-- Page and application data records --

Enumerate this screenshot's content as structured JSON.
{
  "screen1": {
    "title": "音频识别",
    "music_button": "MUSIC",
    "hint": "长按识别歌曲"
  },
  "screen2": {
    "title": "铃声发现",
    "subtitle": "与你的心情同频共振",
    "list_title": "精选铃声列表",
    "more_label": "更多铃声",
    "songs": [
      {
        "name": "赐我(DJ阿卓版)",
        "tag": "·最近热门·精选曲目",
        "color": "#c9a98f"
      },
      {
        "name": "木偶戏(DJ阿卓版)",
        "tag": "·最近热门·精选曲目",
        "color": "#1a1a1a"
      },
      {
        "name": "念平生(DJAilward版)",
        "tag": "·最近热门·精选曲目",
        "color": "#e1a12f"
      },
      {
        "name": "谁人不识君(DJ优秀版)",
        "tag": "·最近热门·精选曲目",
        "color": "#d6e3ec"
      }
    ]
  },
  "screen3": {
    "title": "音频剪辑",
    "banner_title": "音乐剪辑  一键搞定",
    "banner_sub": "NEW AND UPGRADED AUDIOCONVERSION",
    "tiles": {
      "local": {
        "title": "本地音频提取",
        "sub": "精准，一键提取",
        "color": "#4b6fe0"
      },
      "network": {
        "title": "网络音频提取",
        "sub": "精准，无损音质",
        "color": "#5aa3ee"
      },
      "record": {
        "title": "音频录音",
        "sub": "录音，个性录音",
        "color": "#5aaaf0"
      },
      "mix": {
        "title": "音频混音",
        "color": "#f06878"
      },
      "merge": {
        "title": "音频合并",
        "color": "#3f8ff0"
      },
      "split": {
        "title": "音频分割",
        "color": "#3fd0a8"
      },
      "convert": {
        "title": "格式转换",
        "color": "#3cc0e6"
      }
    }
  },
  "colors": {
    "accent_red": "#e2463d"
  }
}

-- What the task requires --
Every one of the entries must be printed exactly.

-- Finished exercise --
Enumerate this screenshot's content as structured JSON.
{
  "screen1": {
    "title": "音频识别",
    "music_button": "MUSIC",
    "hint": "长按识别歌曲"
  },
  "screen2": {
    "title": "铃声发现",
    "subtitle": "与你的心情同频共振",
    "list_title": "精选铃声列表",
    "more_label": "更多铃声",
    "songs": [
      {
        "name": "赐我(DJ阿卓版)",
        "tag": "·最近热门·精选曲目",
        "color": "#c9a98f"
      },
      {
        "name": "木偶戏(DJ阿卓版)",
        "tag": "·最近热门·精选曲目",
        "color": "#1a1a1a"
      },
      {
        "name": "念平生(DJAilward版)",
        "tag": "·最近热门·精选曲目",
        "color": "#e1a12f"
      },
      {
        "name": "谁人不识君(DJ优秀版)",
        "tag": "·最近热门·精选曲目",
        "color": "#d6e3ec"
      }
    ]
  },
  "screen3": {
    "title": "音频剪辑",
    "banner_title": "音乐剪辑  一键搞定",
    "banner_sub": "NEW AND UPGRADED AUDIOCONVERSION",
    "tiles": {
      "local": {
        "title": "本地音频提取",
        "sub": "精准，一键提取",
        "color": "#4b6fe0"
      },
      "network": {
        "title": "网络音频提取",
        "sub": "精准，无损音质",
        "color": "#5aa3ee"
      },
      "record": {
        "title": "音频录音",
        "sub": "录音，个性录音",
        "color": "#5aaaf0"
      },
      "mix": {
        "title": "音频混音",
        "color": "#f06878"
      },
      "merge": {
        "title": "音频合并",
        "color": "#3f8ff0"
      },
      "split": {
        "title": "音频分割",
        "color": "#3fd0a8"
      },
      "convert": {
        "title": "格式转换",
        "color": "#3cc0e6"
      }
    }
  },
  "colors": {
    "accent_red": "#e2463d"
  }
}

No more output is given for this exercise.